• MediaReach is a largely untested pollster, but its name was mentioned a few times in relation to private polling ahead of the federal election. One of these credited Labor with a 12% swing in the Darwin seat of Solomon, compared with an actual result of 7.4%.
• The Northern Territory’s substantial remote communities are practically impossible to poll, and the report provides no indication of how this difficulty was dealt with. Others have limit their endeavours to just polling Darwin in the past. The report suggests that may have been what this poll has done, as breakdowns are provided for the northern suburbs, Palmerston, the rural Darwin area and the inner suburbs, with no results indicated for anywhere outside Darwin.

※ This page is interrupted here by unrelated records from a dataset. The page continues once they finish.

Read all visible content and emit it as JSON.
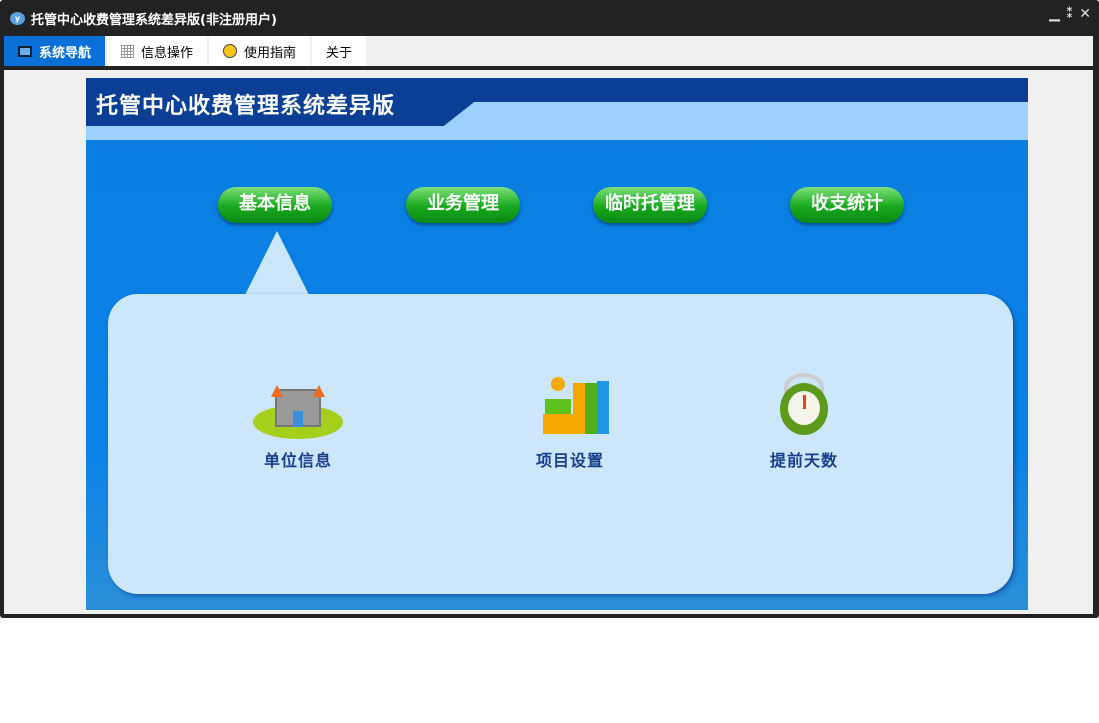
{
  "window": {
    "title": "托管中心收费管理系统差异版(非注册用户)"
  },
  "tabs": [
    {
      "label": "系统导航",
      "active": true
    },
    {
      "label": "信息操作"
    },
    {
      "label": "使用指南"
    },
    {
      "label": "关于"
    }
  ],
  "banner": {
    "title": "托管中心收费管理系统差异版"
  },
  "nav_buttons": [
    "基本信息",
    "业务管理",
    "临时托管理",
    "收支统计"
  ],
  "items": [
    {
      "label": "单位信息",
      "icon": "castle-icon"
    },
    {
      "label": "项目设置",
      "icon": "books-icon"
    },
    {
      "label": "提前天数",
      "icon": "alarm-clock-icon"
    }
  ]
}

• Candidate factors are uniquely important in the Northern Territory given the tiny size of the electorates, and particularly so in those impossible-to-poll remote areas.
Nonetheless, if the poll is to be interpreted conservatively as indicating a 15% swing to Labor in the Darwin area, it would be hard to see the CLP retaining any seat there. Labor actually held up quite well in Darwin when it was voted out in 2012, instead losing office on the back of an unanticipated rout in remote electorates. The poll suggests the CLP might be able to hang on in the three Palmerston seats, particularly the two being defended by sitting members, and I presume Gerry Wood and Kezia Purick will presumably retain their seats of Nelson and Goyder as independents. But it would be very hard to see Labor winning fewer than 10 of the 15 Darwin-region seats. Labor holds a further two seats outside Darwin; is presumably well placed to win the semi-rural, semi-remote seat of Daly, which has a post-redistribution margin of 5.2%; and might even be a show in Alice Springs for once (Adam Giles’ margin in Braitling is 19.6%).
The remaining question is whether they will win back any of the largely indigenous remote electorates. Two of these, Arafura and Stuart, are being defended by the winners from 2012 as Country Liberal Party members; in a third case, Larisa Lee in Arnhem, the member is now an independent. Alison Anderson has held Namatjira in various party guises since 2005, was a CLP member at the time of the 2012 election, and is now an independent, and will presumably retain the seat as such.